I remember when I was a kid and the first two singles came out, “Hitchin’ a Ride” and “Time of Your Life,” I wondered if Green Day had added a fourth member to play violin and, in my nerdiness, commented to everyone who would listen that that would technically mean Green Day was no longer a band, but an orchestra. (I was wrong, the difference between a band and an orchestra is a string section, but technically guitars and basses are string instruments, making almost every rock band in history into orchestras.) Obviously that wasn’t what had happened, but it does point to what is so significant about Nimrod. Green Day had been keeping to pretty straightforward punk rock for their first three albums (I don’t count a compilation of three of their EPs as a full-length album, so I consider Nimrod their fourth, but they were pretty straight forward punk on those EPs, too), and I can’t think of anything on Kerplunk, Dookie, or Insomniac that incorporated more than a guitar, drum, and bass. Nimrod was their first attempt to dabble in something outside of the style that made them famous. String instruments, the horn section of “King for a Day,” and the most radical experiment that nobody talks about on this album, the calypso-inspired instrumental “Last Ride In.” These experiments would be expanded on in great depth on their next album, the eternally underappreciated Warning, which they would then retreat from after that album failed to produce the album sales they were hoping for, but still nothing after Nimrod is a rehash of Green Day’s early material. For better or worse, Nimrod was the beginning of Green Day taking chances and always pushing them to try something different.

But then, as I said I wanted to save for last, there’s the song that has been the longest lasting legacy of Nimrod, possibly the most well-known of all of Green Day’s songs, “Time of Your Life.” Actually, I’ve been intentionally calling it by the wrong name for this whole review, because I think that about 99% of people really think that the song is called “Time of Your Life.” It seems like an appropriate title for the song that’s commonly used for wedding videos and was named one of the top 20 graduation songs of the last 20 years by Rolling Stone magazine. For my high school’s senior prom, we got to vote for which song would be used as our prom theme song, and sure enough on the ballot was “Time of Your Life” by Green Day. Unfortunately it lost out to Eve 6’s “Here’s to the Night,” and as the bottom of the official prom picture frames we were given were emblazoned with the slogan “Here’s to the Night,” I imagined how much funnier it would have been had Green Day won and the actual title of the song, “Good Riddance,” had been written on those picture frames our prom photos were in. It just makes me laugh how many people forget the real title, “Good Riddance (Time of Your Life),” because of how sentimentalized this song has become.

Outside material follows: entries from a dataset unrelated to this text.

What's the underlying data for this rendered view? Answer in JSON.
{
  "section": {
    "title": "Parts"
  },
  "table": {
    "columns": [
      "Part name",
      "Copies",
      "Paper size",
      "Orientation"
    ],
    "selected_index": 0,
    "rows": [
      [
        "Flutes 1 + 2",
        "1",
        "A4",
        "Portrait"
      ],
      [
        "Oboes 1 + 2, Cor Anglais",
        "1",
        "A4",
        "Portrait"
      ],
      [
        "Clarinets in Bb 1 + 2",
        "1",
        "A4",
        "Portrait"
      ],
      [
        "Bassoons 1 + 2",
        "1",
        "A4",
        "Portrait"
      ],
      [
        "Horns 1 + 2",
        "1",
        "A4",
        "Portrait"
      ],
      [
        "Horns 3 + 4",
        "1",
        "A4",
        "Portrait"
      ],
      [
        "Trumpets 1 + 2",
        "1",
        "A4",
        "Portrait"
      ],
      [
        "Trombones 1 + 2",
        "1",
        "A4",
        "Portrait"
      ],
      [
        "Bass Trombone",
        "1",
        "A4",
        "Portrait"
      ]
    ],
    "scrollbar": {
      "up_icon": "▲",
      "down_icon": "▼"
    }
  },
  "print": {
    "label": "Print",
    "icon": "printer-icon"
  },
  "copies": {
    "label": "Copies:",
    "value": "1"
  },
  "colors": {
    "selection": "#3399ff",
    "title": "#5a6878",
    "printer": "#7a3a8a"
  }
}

“Good Riddance (Time of Your Life)” was actually written before even Kerplunk came out, but they didn’t find the right album for it to fit in with until Nimrod. Again, it fits in on Nimrod because it’s an album that’s starting to dabble in other things. It’s a song completely unlike anything they had put out before. The last time they had used soft guitars like this, the song was called “Fuck Off and Die” and launched into distorted power chords again halfway through the song. “Good Riddance (Time of Your Life)” is Green Day’s first true ballad, and can really tug at the heartstrings in the right context. The song can sound trite and clichéd now, but is that a result of the actual lyrics or a result of how massively overplayed it remains to this day? I’d say probably the latter. I remember when “Good Riddance” first came out, I was excited and refreshed by the new direction Green Day had taken.

Overall, Nimrod is not Green Day’s best album, but the band that Green Day became in the 2000’s and 2010’s was launched with Nimrod, and there’s a lot of great material in those decades. Nimrod is the reason that Green Day, a band that had seemed iconic of the 1990’s, made it out of the 90’s and stayed relevant and popular to this day.